“I have a proven record of interest and learning, and I’ll enjoy the challenge,” she said.
As a legislator, she said she would like to focus on expanding Medicaid, but also broadening educational opportunities for residents. That includes expanding access to public Head Start programs for young children, all the way to life-long learning for adults, as well as boosting science, technology, engineering and math programming in public schools.
McCreight also said she supports the KeepME Home initiative, pitched by House Speaker Mark Eves, D-North Berwick, which is a set of tax and housing incentives aimed at helping elderly people stay in their own homes.
“We’re the oldest state, we need to look at that,” McCreight said.
The state should consider reforming its tax structure in order to pay for its programs, McCreight said, noting that people who are able to pay more taxes should be.
“Obviously we don’t want to harm anyone, but we need to be fair,” she said.
Like Watson, she believes Harpswell Coastal Academy is doing “amazing” things for its students and the community. But overall, she said, the state needs to be “very cautious” about other charter schools, especially those that work on a for-profit model, she said.
“I support it when it works well,” she said.
The way the state funds charter schools should be examined, but McCreight said public schools should also look at their programs and how they might be improved to fit the needs of students.
McCreight said she would like to be in a position to address marine resource issues when they emerge.
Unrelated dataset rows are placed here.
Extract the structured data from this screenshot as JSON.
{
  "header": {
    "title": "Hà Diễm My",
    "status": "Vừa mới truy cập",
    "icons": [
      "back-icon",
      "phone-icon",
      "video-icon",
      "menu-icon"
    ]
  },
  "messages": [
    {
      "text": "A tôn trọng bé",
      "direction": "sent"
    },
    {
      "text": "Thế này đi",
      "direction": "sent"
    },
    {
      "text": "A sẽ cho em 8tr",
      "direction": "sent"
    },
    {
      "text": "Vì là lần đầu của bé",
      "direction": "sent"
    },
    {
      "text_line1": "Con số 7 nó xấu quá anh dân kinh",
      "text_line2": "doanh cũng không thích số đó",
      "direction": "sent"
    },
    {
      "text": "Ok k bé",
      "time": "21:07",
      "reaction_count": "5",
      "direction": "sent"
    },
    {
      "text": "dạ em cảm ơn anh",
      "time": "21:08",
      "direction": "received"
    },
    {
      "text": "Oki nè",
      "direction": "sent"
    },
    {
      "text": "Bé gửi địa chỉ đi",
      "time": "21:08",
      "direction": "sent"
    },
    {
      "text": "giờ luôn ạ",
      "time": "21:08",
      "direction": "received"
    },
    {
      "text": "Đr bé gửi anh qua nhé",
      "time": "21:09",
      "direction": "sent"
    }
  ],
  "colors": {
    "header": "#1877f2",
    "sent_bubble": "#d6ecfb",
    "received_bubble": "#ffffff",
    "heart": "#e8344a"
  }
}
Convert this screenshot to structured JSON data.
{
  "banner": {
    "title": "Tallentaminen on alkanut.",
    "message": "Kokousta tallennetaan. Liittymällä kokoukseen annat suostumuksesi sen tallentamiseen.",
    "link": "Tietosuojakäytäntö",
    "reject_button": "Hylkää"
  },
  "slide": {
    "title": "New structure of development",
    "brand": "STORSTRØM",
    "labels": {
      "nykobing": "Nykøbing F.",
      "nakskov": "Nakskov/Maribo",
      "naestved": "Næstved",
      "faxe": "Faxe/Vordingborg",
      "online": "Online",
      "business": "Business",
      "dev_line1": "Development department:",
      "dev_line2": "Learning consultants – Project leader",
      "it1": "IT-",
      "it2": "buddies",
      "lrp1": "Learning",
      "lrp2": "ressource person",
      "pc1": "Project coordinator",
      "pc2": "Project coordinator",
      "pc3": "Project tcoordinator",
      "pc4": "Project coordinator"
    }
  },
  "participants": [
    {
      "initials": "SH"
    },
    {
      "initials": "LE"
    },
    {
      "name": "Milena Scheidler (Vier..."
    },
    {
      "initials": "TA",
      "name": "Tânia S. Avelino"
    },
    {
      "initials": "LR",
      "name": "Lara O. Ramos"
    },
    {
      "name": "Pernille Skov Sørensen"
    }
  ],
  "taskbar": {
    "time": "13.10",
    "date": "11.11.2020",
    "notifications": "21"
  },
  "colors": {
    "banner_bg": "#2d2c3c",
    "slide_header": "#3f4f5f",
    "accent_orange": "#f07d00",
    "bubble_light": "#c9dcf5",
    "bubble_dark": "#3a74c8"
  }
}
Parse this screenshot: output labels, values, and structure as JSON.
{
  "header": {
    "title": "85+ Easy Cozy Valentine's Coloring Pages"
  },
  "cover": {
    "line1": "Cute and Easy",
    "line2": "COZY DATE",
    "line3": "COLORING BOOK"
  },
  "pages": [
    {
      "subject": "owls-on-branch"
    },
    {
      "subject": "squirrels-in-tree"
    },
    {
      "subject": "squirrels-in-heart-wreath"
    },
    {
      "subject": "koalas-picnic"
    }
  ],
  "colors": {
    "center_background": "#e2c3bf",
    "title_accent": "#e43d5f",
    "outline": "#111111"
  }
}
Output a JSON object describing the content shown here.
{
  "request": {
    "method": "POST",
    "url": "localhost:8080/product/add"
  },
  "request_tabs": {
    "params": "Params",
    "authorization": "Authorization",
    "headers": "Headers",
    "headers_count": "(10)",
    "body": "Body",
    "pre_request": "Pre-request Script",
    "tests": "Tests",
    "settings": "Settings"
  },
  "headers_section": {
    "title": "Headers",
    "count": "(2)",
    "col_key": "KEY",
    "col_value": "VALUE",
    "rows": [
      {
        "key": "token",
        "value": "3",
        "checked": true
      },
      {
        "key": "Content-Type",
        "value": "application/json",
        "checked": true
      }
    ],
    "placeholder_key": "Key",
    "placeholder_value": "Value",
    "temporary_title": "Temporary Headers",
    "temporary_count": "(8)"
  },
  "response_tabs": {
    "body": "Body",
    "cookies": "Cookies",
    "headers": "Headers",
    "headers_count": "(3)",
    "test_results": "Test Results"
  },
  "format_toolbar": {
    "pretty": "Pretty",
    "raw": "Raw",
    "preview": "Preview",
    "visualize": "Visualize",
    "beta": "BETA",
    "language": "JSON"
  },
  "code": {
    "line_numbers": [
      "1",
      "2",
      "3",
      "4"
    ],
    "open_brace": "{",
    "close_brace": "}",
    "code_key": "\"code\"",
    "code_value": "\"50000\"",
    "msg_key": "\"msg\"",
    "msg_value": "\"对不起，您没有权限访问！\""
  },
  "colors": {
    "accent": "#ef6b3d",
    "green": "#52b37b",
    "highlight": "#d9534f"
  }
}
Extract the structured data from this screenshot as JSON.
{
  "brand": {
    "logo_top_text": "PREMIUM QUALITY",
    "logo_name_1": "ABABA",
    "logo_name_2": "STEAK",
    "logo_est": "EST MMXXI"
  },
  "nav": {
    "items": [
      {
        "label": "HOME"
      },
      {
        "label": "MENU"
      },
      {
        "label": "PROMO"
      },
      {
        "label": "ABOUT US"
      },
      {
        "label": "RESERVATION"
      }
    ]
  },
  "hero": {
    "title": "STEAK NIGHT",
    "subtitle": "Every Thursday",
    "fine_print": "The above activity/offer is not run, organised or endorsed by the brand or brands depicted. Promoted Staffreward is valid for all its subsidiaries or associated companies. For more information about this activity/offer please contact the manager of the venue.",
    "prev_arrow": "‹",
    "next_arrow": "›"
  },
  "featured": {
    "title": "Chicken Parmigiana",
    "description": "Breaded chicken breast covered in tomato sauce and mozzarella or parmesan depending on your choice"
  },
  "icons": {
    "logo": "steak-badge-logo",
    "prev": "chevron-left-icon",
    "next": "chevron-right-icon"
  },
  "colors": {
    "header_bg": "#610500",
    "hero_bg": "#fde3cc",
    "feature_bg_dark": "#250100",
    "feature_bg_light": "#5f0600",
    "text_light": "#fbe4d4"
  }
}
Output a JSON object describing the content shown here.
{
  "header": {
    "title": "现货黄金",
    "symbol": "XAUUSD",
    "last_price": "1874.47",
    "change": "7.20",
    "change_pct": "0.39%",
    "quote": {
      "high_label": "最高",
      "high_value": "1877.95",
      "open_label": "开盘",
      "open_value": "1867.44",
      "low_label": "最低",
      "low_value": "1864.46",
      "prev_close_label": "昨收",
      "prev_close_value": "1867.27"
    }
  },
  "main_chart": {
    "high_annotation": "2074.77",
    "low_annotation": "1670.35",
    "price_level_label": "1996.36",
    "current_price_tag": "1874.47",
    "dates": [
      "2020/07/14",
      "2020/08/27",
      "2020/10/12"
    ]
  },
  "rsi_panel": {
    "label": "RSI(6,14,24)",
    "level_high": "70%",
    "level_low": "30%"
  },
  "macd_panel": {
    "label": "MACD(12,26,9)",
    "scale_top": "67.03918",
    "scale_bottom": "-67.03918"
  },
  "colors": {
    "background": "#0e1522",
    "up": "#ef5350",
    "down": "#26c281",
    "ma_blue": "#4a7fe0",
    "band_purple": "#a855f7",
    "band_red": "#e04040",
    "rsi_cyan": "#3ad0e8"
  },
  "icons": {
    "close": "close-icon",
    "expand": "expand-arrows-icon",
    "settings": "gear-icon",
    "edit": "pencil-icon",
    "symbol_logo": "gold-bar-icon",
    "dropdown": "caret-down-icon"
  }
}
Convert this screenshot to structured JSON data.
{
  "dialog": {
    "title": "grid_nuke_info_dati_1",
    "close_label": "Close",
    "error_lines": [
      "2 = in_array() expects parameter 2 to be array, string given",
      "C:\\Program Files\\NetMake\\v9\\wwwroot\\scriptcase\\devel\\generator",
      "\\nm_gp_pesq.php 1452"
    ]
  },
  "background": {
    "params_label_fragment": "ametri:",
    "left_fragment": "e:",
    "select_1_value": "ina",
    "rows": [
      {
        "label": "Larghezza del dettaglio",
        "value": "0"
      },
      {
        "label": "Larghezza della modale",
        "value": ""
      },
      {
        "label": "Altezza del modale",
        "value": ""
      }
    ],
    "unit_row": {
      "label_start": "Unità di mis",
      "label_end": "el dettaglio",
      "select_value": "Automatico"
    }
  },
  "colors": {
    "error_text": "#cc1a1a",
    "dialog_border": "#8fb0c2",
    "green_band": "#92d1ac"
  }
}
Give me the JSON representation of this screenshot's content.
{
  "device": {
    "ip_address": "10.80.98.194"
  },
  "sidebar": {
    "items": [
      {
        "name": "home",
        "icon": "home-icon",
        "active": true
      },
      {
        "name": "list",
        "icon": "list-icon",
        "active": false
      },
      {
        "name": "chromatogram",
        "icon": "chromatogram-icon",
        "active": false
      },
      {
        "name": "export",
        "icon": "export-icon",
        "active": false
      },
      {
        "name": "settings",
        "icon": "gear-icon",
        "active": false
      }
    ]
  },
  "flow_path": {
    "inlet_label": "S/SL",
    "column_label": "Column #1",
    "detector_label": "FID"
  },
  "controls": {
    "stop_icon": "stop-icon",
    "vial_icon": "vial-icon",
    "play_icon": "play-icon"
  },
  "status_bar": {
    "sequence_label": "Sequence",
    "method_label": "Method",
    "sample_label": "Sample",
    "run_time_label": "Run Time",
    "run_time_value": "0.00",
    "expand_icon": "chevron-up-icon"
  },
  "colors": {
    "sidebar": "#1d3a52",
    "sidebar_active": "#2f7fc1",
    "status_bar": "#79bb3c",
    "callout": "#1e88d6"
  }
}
The state should be addressing the marine environment as a whole, she said, but shouldn’t “swoop in” in an attempt to fix things if things are working well. She noted that people working in the industry sometimes feel they are being regulated too heavily, particularly in the realm of lobstering licenses, a perennial concern.
“People are frustrated that they can’t pass on or sell their licenses,” McCrieght said. “I’d like to look at that.”